University of Zambia (UNZA) political science lecturer Lee Habasonda says government’s decision to expel Cuban Ambassador to Zambia Nelson Pages Vilas shows the level of hostility and deteriorating relations between the two states.
And Habasonda says Ambassador Vilas’ expulsion proves that the Zambian government does not like what the Cuban government is doing in Zambia.
In to a statement made available to News Diggers! Habasonda observed that the expulsion of Ambassador Vilas was ill timed and did not add any value to the country’s already sinking international reputation.
“This week the debate has been centred around the decision by the Zambian government to send the Cuban Ambassador packing to Havana. Indeed, Zambian authorities evoked the relevant instruments of the Vienna Convention on Diplomatic Relations (VCDR). The VCDR codifies diplomatic conduct and privileges. In examining the Zambian government action, it is important to note that the convention gives quite a bit of leeway on kicking out diplomats. Article 9 states, ‘the receiving state may at any time and without having to explain its decision, notify the sending state that the head of the mission or any member of the diplomatic staff of the mission is persona non grata or that any other member of the staff of the mission is not acceptable. In such cases, the sending state shall, as appropriate, either recall the person concerned or terminate his functions with the mission’,” Habasonda said.
“The government intention would seem to sit well with the expectation that the Cuban government would recall Ambassador Pages Villas or terminate his functions with the Zambian mission.
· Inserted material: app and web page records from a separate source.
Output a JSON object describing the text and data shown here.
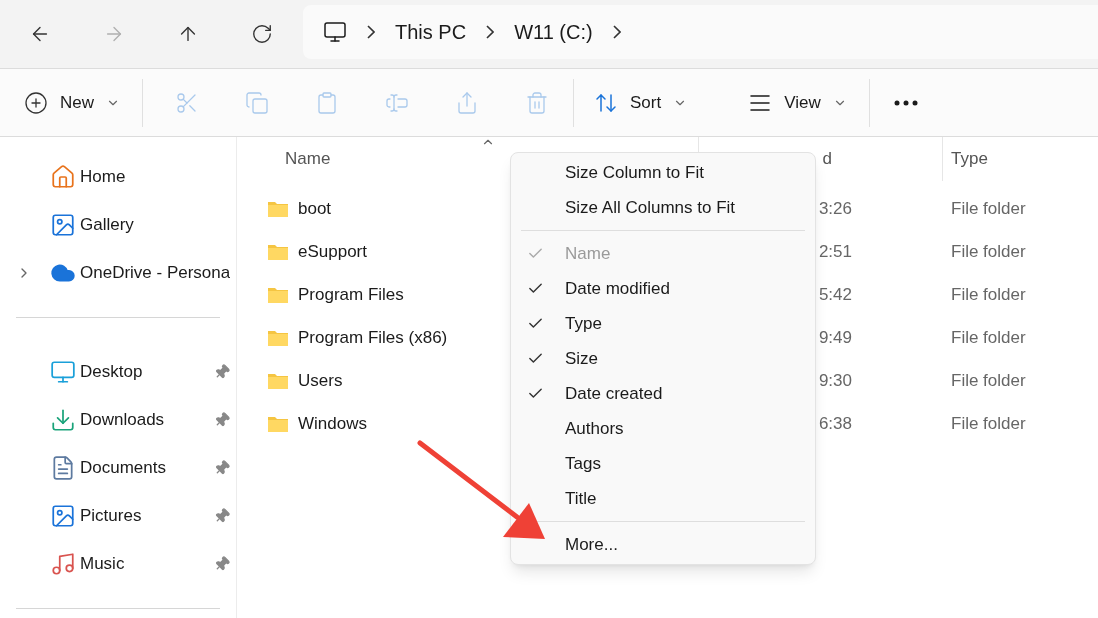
{
  "nav": [
    {
      "kind": "back",
      "disabled": false
    },
    {
      "kind": "forward",
      "disabled": true
    },
    {
      "kind": "up",
      "disabled": false
    },
    {
      "kind": "refresh",
      "disabled": false
    }
  ],
  "breadcrumb": [
    "This PC",
    "W11 (C:)"
  ],
  "toolbar": {
    "new": "New",
    "actions": [
      {
        "kind": "cut",
        "disabled": true
      },
      {
        "kind": "copy",
        "disabled": true
      },
      {
        "kind": "paste",
        "disabled": true
      },
      {
        "kind": "rename",
        "disabled": true
      },
      {
        "kind": "share",
        "disabled": true
      },
      {
        "kind": "delete",
        "disabled": true
      }
    ],
    "sort": "Sort",
    "view": "View"
  },
  "sidebar": {
    "groups": [
      [
        {
          "kind": "home",
          "label": "Home",
          "pinned": false,
          "expandable": false
        },
        {
          "kind": "gallery",
          "label": "Gallery",
          "pinned": false,
          "expandable": false
        },
        {
          "kind": "cloud",
          "label": "OneDrive - Persona",
          "pinned": false,
          "expandable": true
        }
      ],
      [
        {
          "kind": "desktop",
          "label": "Desktop",
          "pinned": true,
          "expandable": false
        },
        {
          "kind": "downloads",
          "label": "Downloads",
          "pinned": true,
          "expandable": false
        },
        {
          "kind": "documents",
          "label": "Documents",
          "pinned": true,
          "expandable": false
        },
        {
          "kind": "pictures",
          "label": "Pictures",
          "pinned": true,
          "expandable": false
        },
        {
          "kind": "music",
          "label": "Music",
          "pinned": true,
          "expandable": false
        }
      ]
    ]
  },
  "table": {
    "columns": [
      "Name",
      "d",
      "Type"
    ],
    "rows": [
      {
        "name": "boot",
        "column_2": "3:26",
        "type": "File folder"
      },
      {
        "name": "eSupport",
        "column_2": "2:51",
        "type": "File folder"
      },
      {
        "name": "Program Files",
        "column_2": "5:42",
        "type": "File folder"
      },
      {
        "name": "Program Files (x86)",
        "column_2": "9:49",
        "type": "File folder"
      },
      {
        "name": "Users",
        "column_2": "9:30",
        "type": "File folder"
      },
      {
        "name": "Windows",
        "column_2": "6:38",
        "type": "File folder"
      }
    ]
  },
  "context_menu": {
    "items": [
      {
        "kind": "action",
        "label": "Size Column to Fit"
      },
      {
        "kind": "action",
        "label": "Size All Columns to Fit"
      },
      {
        "kind": "separator"
      },
      {
        "kind": "check",
        "label": "Name",
        "checked": true,
        "disabled": true
      },
      {
        "kind": "check",
        "label": "Date modified",
        "checked": true,
        "disabled": false
      },
      {
        "kind": "check",
        "label": "Type",
        "checked": true,
        "disabled": false
      },
      {
        "kind": "check",
        "label": "Size",
        "checked": true,
        "disabled": false
      },
      {
        "kind": "check",
        "label": "Date created",
        "checked": true,
        "disabled": false
      },
      {
        "kind": "check",
        "label": "Authors",
        "checked": false,
        "disabled": false
      },
      {
        "kind": "check",
        "label": "Tags",
        "checked": false,
        "disabled": false
      },
      {
        "kind": "check",
        "label": "Title",
        "checked": false,
        "disabled": false
      },
      {
        "kind": "separator"
      },
      {
        "kind": "action",
        "label": "More..."
      }
    ]
  }
}
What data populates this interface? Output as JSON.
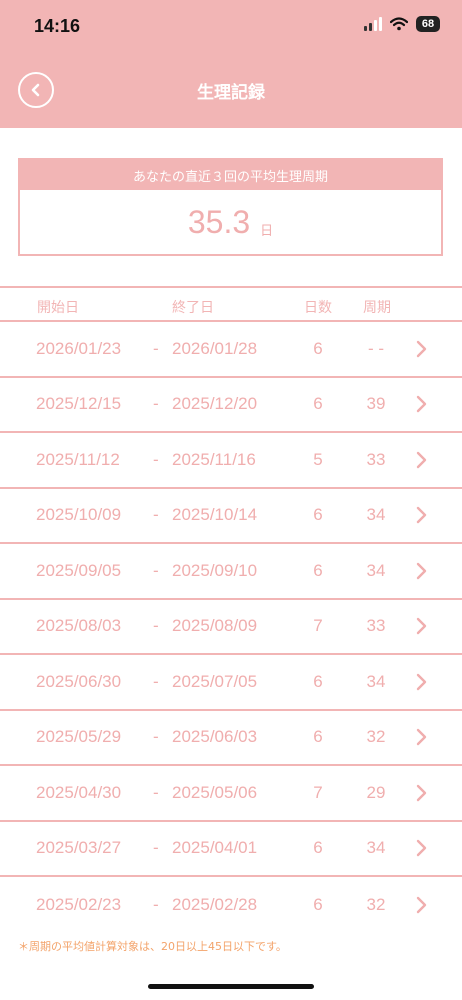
{
  "status_bar": {
    "time": "14:16",
    "battery": "68"
  },
  "nav": {
    "title": "生理記録"
  },
  "summary": {
    "heading": "あなたの直近３回の平均生理周期",
    "average": "35.3",
    "unit": "日"
  },
  "table": {
    "headers": {
      "start": "開始日",
      "end": "終了日",
      "days": "日数",
      "cycle": "周期"
    },
    "separator": "-",
    "rows": [
      {
        "start": "2026/01/23",
        "end": "2026/01/28",
        "days": "6",
        "cycle": "- -"
      },
      {
        "start": "2025/12/15",
        "end": "2025/12/20",
        "days": "6",
        "cycle": "39"
      },
      {
        "start": "2025/11/12",
        "end": "2025/11/16",
        "days": "5",
        "cycle": "33"
      },
      {
        "start": "2025/10/09",
        "end": "2025/10/14",
        "days": "6",
        "cycle": "34"
      },
      {
        "start": "2025/09/05",
        "end": "2025/09/10",
        "days": "6",
        "cycle": "34"
      },
      {
        "start": "2025/08/03",
        "end": "2025/08/09",
        "days": "7",
        "cycle": "33"
      },
      {
        "start": "2025/06/30",
        "end": "2025/07/05",
        "days": "6",
        "cycle": "34"
      },
      {
        "start": "2025/05/29",
        "end": "2025/06/03",
        "days": "6",
        "cycle": "32"
      },
      {
        "start": "2025/04/30",
        "end": "2025/05/06",
        "days": "7",
        "cycle": "29"
      },
      {
        "start": "2025/03/27",
        "end": "2025/04/01",
        "days": "6",
        "cycle": "34"
      },
      {
        "start": "2025/02/23",
        "end": "2025/02/28",
        "days": "6",
        "cycle": "32"
      }
    ]
  },
  "footnote": "＊周期の平均値計算対象は、20日以上45日以下です。",
  "colors": {
    "accent": "#f2b5b5",
    "text": "#f0aeae",
    "note": "#f3a36a"
  }
}
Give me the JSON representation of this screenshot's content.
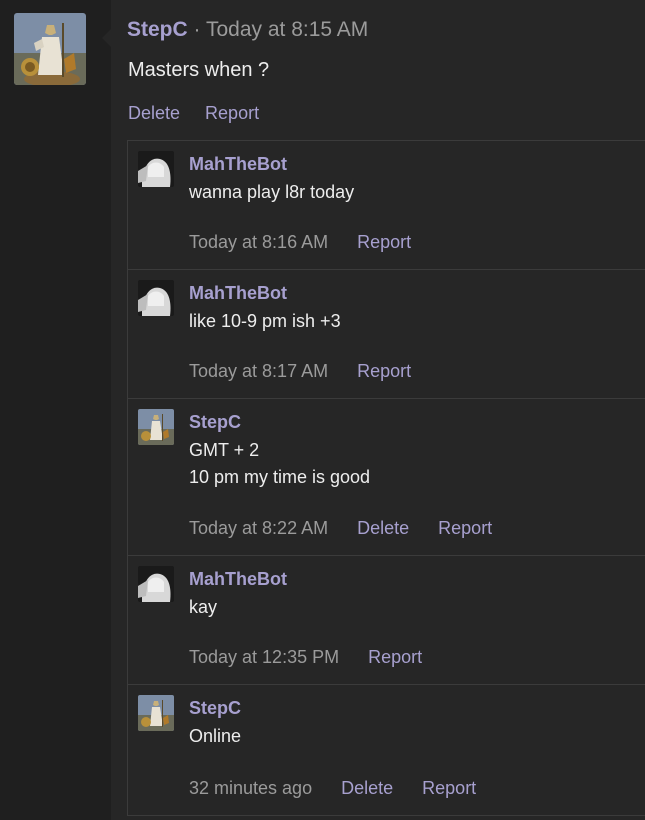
{
  "post": {
    "author": "StepC",
    "separator": "·",
    "time": "Today at 8:15 AM",
    "body": "Masters when ?",
    "actions": {
      "delete": "Delete",
      "report": "Report"
    }
  },
  "replies": [
    {
      "author": "MahTheBot",
      "avatar": "pale-figure-avatar",
      "lines": [
        "wanna play l8r today"
      ],
      "time": "Today at 8:16 AM",
      "actions": {
        "report": "Report"
      }
    },
    {
      "author": "MahTheBot",
      "avatar": "pale-figure-avatar",
      "lines": [
        "like 10-9 pm ish +3"
      ],
      "time": "Today at 8:17 AM",
      "actions": {
        "report": "Report"
      }
    },
    {
      "author": "StepC",
      "avatar": "athena-statue-avatar",
      "lines": [
        "GMT + 2",
        "10 pm my time is good"
      ],
      "time": "Today at 8:22 AM",
      "actions": {
        "delete": "Delete",
        "report": "Report"
      }
    },
    {
      "author": "MahTheBot",
      "avatar": "pale-figure-avatar",
      "lines": [
        "kay"
      ],
      "time": "Today at 12:35 PM",
      "actions": {
        "report": "Report"
      }
    },
    {
      "author": "StepC",
      "avatar": "athena-statue-avatar",
      "lines": [
        "Online"
      ],
      "time": "32 minutes ago",
      "actions": {
        "delete": "Delete",
        "report": "Report"
      }
    }
  ],
  "colors": {
    "page_bg": "#1f1f1f",
    "panel_bg": "#262626",
    "accent": "#a7a0cf",
    "text": "#ededed",
    "muted": "#9b9b9b",
    "border": "#3b3b3b"
  }
}
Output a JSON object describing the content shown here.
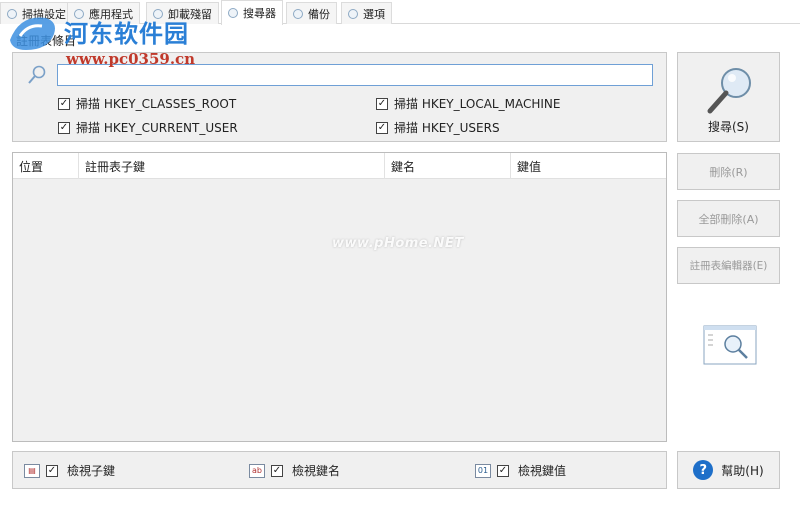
{
  "tabs": [
    {
      "label": "掃描設定",
      "active": false
    },
    {
      "label": "應用程式",
      "active": false
    },
    {
      "label": "卸載殘留",
      "active": false
    },
    {
      "label": "搜尋器",
      "active": true
    },
    {
      "label": "備份",
      "active": false
    },
    {
      "label": "選項",
      "active": false
    }
  ],
  "watermark_logo": {
    "title": "河东软件园",
    "url": "www.pc0359.cn"
  },
  "search_group": {
    "label": "註冊表條目",
    "input_value": "",
    "checkboxes": {
      "classes_root": {
        "label": "掃描 HKEY_CLASSES_ROOT",
        "checked": true
      },
      "local_machine": {
        "label": "掃描 HKEY_LOCAL_MACHINE",
        "checked": true
      },
      "current_user": {
        "label": "掃描 HKEY_CURRENT_USER",
        "checked": true
      },
      "users": {
        "label": "掃描 HKEY_USERS",
        "checked": true
      }
    }
  },
  "results_table": {
    "columns": [
      "位置",
      "註冊表子鍵",
      "鍵名",
      "鍵值"
    ],
    "rows": [],
    "watermark": "www.pHome.NET"
  },
  "side_buttons": {
    "search": "搜尋(S)",
    "delete": "刪除(R)",
    "delete_all": "全部刪除(A)",
    "regedit": "註冊表編輯器(E)"
  },
  "bottom_bar": {
    "view_subkey": {
      "label": "檢視子鍵",
      "checked": true
    },
    "view_keyname": {
      "label": "檢視鍵名",
      "checked": true
    },
    "view_keyvalue": {
      "label": "檢視鍵值",
      "checked": true
    }
  },
  "help_button": "幫助(H)",
  "colors": {
    "accent": "#1e6fc9",
    "input_border": "#6fa0d6",
    "panel_bg": "#f0f0f0"
  }
}
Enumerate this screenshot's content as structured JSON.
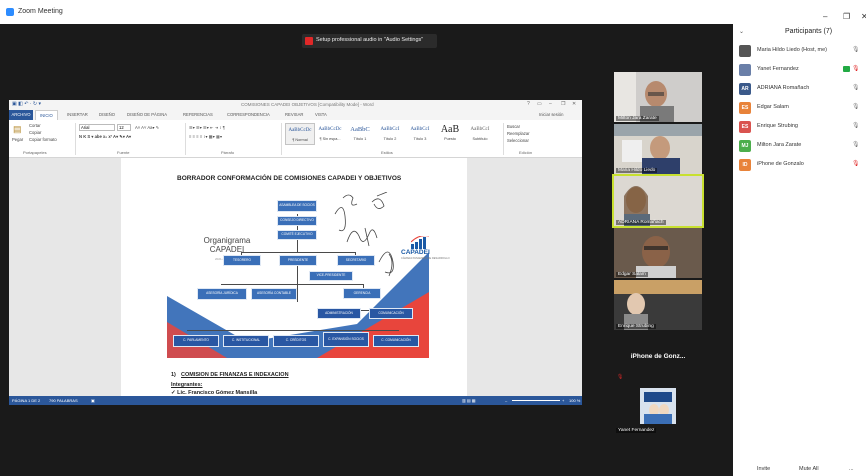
{
  "window": {
    "title": "Zoom Meeting",
    "controls": [
      "–",
      "❐",
      "✕"
    ]
  },
  "banner": {
    "text": "Setup professional audio in \"Audio Settings\""
  },
  "participants": {
    "header": "Participants (7)",
    "list": [
      {
        "name": "Maria Hildo Liedo (Host, me)",
        "initials": "",
        "color": "#555555",
        "mic": "on",
        "cam": false
      },
      {
        "name": "Yanet Fernandez",
        "initials": "",
        "color": "#6a7fa8",
        "mic": "muted",
        "cam": true
      },
      {
        "name": "ADRIANA Romañach",
        "initials": "AR",
        "color": "#3b5a8a",
        "mic": "on",
        "cam": false
      },
      {
        "name": "Edgar Salam",
        "initials": "ES",
        "color": "#e8833a",
        "mic": "on",
        "cam": false
      },
      {
        "name": "Enrique Strubing",
        "initials": "ES",
        "color": "#d9534f",
        "mic": "on",
        "cam": false
      },
      {
        "name": "Milton Jara Zarate",
        "initials": "MJ",
        "color": "#4cae4c",
        "mic": "on",
        "cam": false
      },
      {
        "name": "iPhone de Gonzalo",
        "initials": "ID",
        "color": "#e8833a",
        "mic": "muted",
        "cam": false
      }
    ],
    "footer": {
      "invite": "Invite",
      "mute_all": "Mute All",
      "more": "..."
    }
  },
  "word": {
    "doc_title": "COMISIONES CAPADEI OBJETIVOS [Compatibility Mode] - Word",
    "sign_in": "Iniciar sesión",
    "tabs": [
      "ARCHIVO",
      "INICIO",
      "INSERTAR",
      "DISEÑO",
      "DISEÑO DE PÁGINA",
      "REFERENCIAS",
      "CORRESPONDENCIA",
      "REVISAR",
      "VISTA"
    ],
    "ribbon": {
      "paste": "Pegar",
      "cut": "Cortar",
      "copy": "Copiar",
      "format_painter": "Copiar formato",
      "font": "Arial",
      "size": "12",
      "find": "Buscar",
      "replace": "Reemplazar",
      "select": "Seleccionar",
      "groups": [
        "Portapapeles",
        "Fuente",
        "Párrafo",
        "Estilos",
        "Edición"
      ],
      "styles": [
        {
          "sample": "AaBbCcDc",
          "name": "¶ Normal"
        },
        {
          "sample": "AaBbCcDc",
          "name": "¶ Sin espa..."
        },
        {
          "sample": "AaBbC",
          "name": "Título 1"
        },
        {
          "sample": "AaBbCcI",
          "name": "Título 2"
        },
        {
          "sample": "AaBbCcI",
          "name": "Título 3"
        },
        {
          "sample": "AaB",
          "name": "Puesto"
        },
        {
          "sample": "AaBbCcI",
          "name": "Subtítulo"
        }
      ]
    },
    "heading": "BORRADOR CONFORMACIÓN DE COMISIONES CAPADEI Y OBJETIVOS",
    "org": {
      "title": "Organigrama CAPADEI",
      "subtitle": "2021-2022",
      "logo": "CAPADEI",
      "logo_sub": "CÁMARA PANAMEÑA DE DESARROLLO",
      "boxes": {
        "asamblea": "ASAMBLEA DE SOCIOS",
        "consejo": "CONSEJO DIRECTIVO",
        "comite": "COMITÉ EJECUTIVO",
        "tesorero": "TESORERO",
        "presidente": "PRESIDENTE",
        "secretario": "SECRETARIO",
        "vicepresidente": "VICE-PRESIDENTE",
        "asesoria_juridica": "ASESORÍA JURÍDICA",
        "asesoria_contable": "ASESORÍA CONTABLE",
        "gerencia": "GERENCIA",
        "administracion": "ADMINISTRACIÓN",
        "comunicacion": "COMUNICACIÓN",
        "c_parlamento": "C. PARLAMENTO",
        "c_institucional": "C. INSTITUCIONAL",
        "c_creditos": "C. CRÉDITOS",
        "c_expansion": "C. EXPANSIÓN SOCIOS",
        "c_comunicacion": "C. COMUNICACIÓN"
      }
    },
    "section": {
      "number": "1)",
      "title": "COMISION DE FINANZAS E INDEXACION",
      "integrantes": "Integrantes:",
      "first_member": "✓  Lic. Francisco Gómez Mansilla"
    },
    "status": {
      "page": "PÁGINA 1 DE 2",
      "words": "790 PALABRAS",
      "zoom": "100 %"
    }
  },
  "video_tiles": [
    {
      "name": "Milton Jara Zarate",
      "active": false
    },
    {
      "name": "Maria Hildo Liedo",
      "active": false
    },
    {
      "name": "ADRIANA Romañach",
      "active": true
    },
    {
      "name": "Edgar Salam",
      "active": false
    },
    {
      "name": "Enrique Strubing",
      "active": false
    },
    {
      "name": "iPhone de Gonz...",
      "active": false
    },
    {
      "name": "Yanet Fernandez",
      "active": false
    }
  ]
}
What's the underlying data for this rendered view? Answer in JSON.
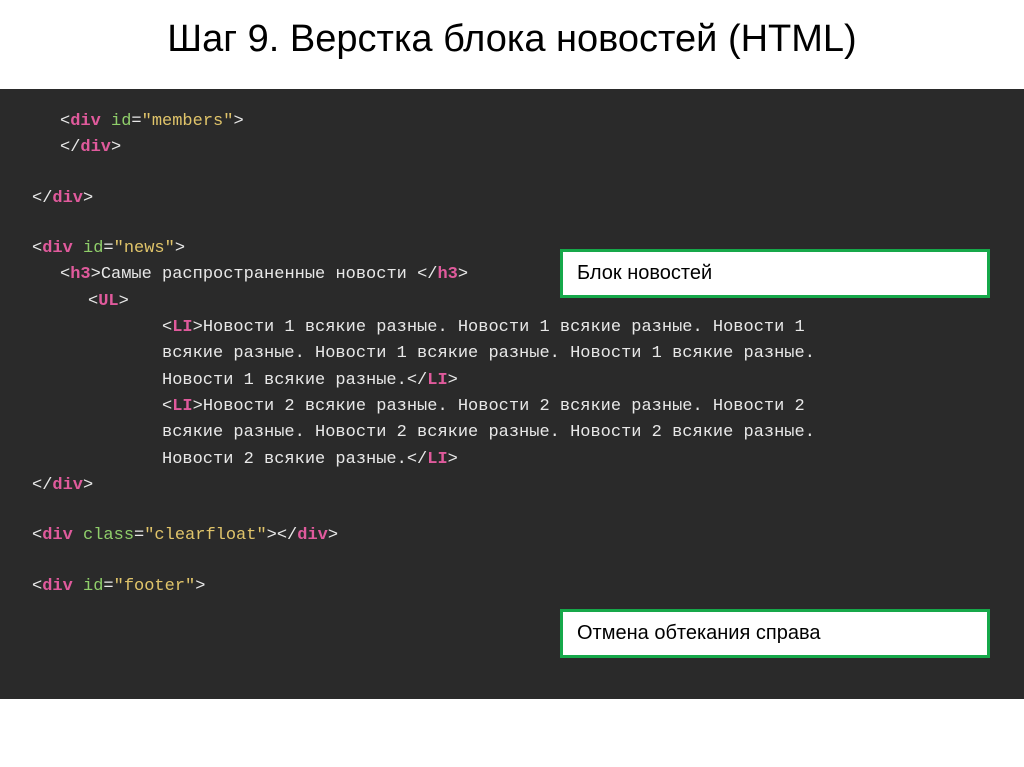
{
  "title": "Шаг 9. Верстка блока новостей (HTML)",
  "code": {
    "l1_open": "<div id=\"members\">",
    "l1_close": "</div>",
    "outer_close": "</div>",
    "news_open": "<div id=\"news\">",
    "h3_open": "<h3>",
    "h3_text": "Самые распространенные новости ",
    "h3_close": "</h3>",
    "ul_open": "<UL>",
    "li_open": "<LI>",
    "li1_text_a": "Новости 1 всякие разные. Новости 1 всякие разные. Новости 1",
    "li1_text_b": "всякие разные. Новости 1 всякие разные. Новости 1 всякие разные.",
    "li1_text_c": "Новости 1 всякие разные.",
    "li2_text_a": "Новости 2 всякие разные. Новости 2 всякие разные. Новости 2",
    "li2_text_b": "всякие разные. Новости 2 всякие разные. Новости 2 всякие разные.",
    "li2_text_c": "Новости 2 всякие разные.",
    "li_close": "</LI>",
    "news_close": "</div>",
    "clearfloat": "<div class=\"clearfloat\"></div>",
    "footer_open": "<div id=\"footer\">"
  },
  "annotations": {
    "news_block": "Блок новостей",
    "clear_float": "Отмена обтекания справа"
  }
}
However, while the government reserves the right to revoke accreditation of Ambassador Villas to Zambia, there are implications to this action. First, it shows a deterioration of relations between the two states and secondly it shows a level of hostility. This is a country that has trained many Zambian students and quite a number of doctors. The question is whether the measure government has imposed on the ambassador is proportional to his action and in the best interest of the two countries. Considering that Zambia and Cuba share historical ties which date back in time, the action by government which is not necessarily wrong seems to be insensitive to the long standing friendship between the two countries. Indeed, Ambassador Pages should have been given a demarche and censured accordingly instead of the extreme measure to expel him which risks our cordial relations with Cuba- a major actor in the south to south cooperation.”
And Habasonda observed that the expulsion was sending a very serious message to Cuba.
“The expulsion of the Cuban Ambassador to Zambia from the country is a very serious message being sent to Cuba and indicates a level of tension caused either by the Cuban policies or the conduct of the ambassador in Zambia. By sending Cuba’s ambassador back home, Zambia is saying very clearly that they do not like what the government of Cuba is doing in Zambia or do not approve of the ambassador himself. One would therefore urge government and diplomats to engage constantly so that such actions do not create a bad impression about both Zambia and Cuba. As it were, while the ambassador may have over stepped in his role as a representative of the head of state, the action makes Zambia appear to be highly intolerant in matters incidental to domestic politics when this could have been addressed differently. Obviously with the international bad press on Zambia’s treatment of opposition parties in the country, the act is ill timed and does not add much value to this sagging international reputation. Additionally, the government should have given centre stage to the ministry of Foreign Affairs to deal with this matter despite the president being the chief diplomat,” stated Habasonda.